The Thrive classes are great because they are interactive. Lydia Hannan “talks” to those participating – reeling off their names. Nurit Graaf breaks into song as she does in “normal” class. She is a veteran musical theatre performer. Teachers acknowledge names of people they know and welcome people from countries, outside South Africa. It feels like one is in a class. The classes are on Zoom and run between 30 to 40 minutes. One can do more than one session.
I think that Thrive’s lockdown FREE class programme is worthy of a major shout-out, so I put questions to owner Ian Pienaar about this wonderful initiative. This is not a paid for promotional post. I am saying thank you to team Thrive for making these classes available -at no charge. They are being kind, caring and generous. We thank you.
Ian Pienaar speaks provides insights into Thrive and the importance of exercise during lockdown
About the studio
Thrive – “a boutique fitness studio” was established a year ago – March 2019 and is headed up by a Ian Pienaar and Lydia Hannan (timetable and events) and others. The focus is on “experience led group exercise classes’, says Pienaar. It is about the personal. This is not big gym where no-one knows your name.
Ian Pienaar: “We know every person’s name. It is the soft touches – before and during after class. It is the quality of how our classes are presented. It is the quality of music and the quality of the facility and the exercise programming we put together. Work-outs are never the same. We keep them interesting and fun.”
Online free classes during the pandemic- commitment
Ian Pienaar: “The whole idea of having online classes during lockdown is to build community. If you book for a class, it will give you a sense of commitment. Once you sign up and commit to a class it will give you a better chance of doing the class.
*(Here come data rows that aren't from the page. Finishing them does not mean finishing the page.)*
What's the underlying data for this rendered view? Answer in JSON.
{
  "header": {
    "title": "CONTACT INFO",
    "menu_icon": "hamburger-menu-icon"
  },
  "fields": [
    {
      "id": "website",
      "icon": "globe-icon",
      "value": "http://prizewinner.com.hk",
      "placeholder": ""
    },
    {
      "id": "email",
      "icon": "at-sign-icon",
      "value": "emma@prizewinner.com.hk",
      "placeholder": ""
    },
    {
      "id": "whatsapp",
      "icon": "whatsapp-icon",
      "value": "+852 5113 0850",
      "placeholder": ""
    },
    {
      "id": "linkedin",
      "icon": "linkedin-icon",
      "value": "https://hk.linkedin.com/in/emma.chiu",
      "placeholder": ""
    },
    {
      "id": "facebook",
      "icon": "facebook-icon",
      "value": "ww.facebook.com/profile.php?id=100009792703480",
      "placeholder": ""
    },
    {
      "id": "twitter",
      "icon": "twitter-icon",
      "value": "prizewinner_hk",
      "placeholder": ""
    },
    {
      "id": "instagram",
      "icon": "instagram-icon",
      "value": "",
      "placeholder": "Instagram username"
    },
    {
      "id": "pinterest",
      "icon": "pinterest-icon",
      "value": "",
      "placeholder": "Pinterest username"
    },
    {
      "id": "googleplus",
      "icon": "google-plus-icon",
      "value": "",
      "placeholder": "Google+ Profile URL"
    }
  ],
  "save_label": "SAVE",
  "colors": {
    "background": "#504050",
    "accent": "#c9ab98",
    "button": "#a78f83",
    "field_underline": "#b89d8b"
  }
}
In lockdown, on a day to day basis, that is important. In lockdown, you can go through your day and not really be doing anything and not feeling great because you haven’t done anything.
The body doesn’t like to sit still. During lockdown, you are trapped in your house. You sleep a lot more. You are not as active as usual. Your body is getting more tense. It becomes like a spiral effect. You feel worse and worse- having less and less energy, negative thoughts. It is therefore important for the body to move so that endorphins can be released so that you can feel a lot better. In the evening, you will sleep better. Overall if your body fees better – moving staying fit- your energy levels will be better and you will feel much better.”
Ian Pienaar: “If you commit to doing a class, it will give you a sense of accomplishment. And because we are doing yoga classes and mindfulness classes, we can help you to switch off. If you do the combination of hard physical work and mindfulness/mind/body classes that will help deal with the stress and function as per normal. From our philosophy at Thrive, not just lockdown, we want people to feel better. Work-outs are there for propel to feel better. Results will be achieved once people enjoy their workouts. That fir us is the main thing – that people feel better- that they feel good.”
Post lock down
Ian Pienaar: “Going forward post lockdown, we are looking at continuing with online classes. All contracts will be fifty percent less, for new people and for existing client base.”
Donate button during lockdown– if one wants
Ian Pienaar: “We are looking at adding a donate button – if people do want to make a donation – as many people have indicated that they want to do this. This will help with our costs and will enable us to donate to charities in Hout Bay.”
The classes are free and will remain so during lockdown. The donate option is just for those who want to make a contribution. No pressure.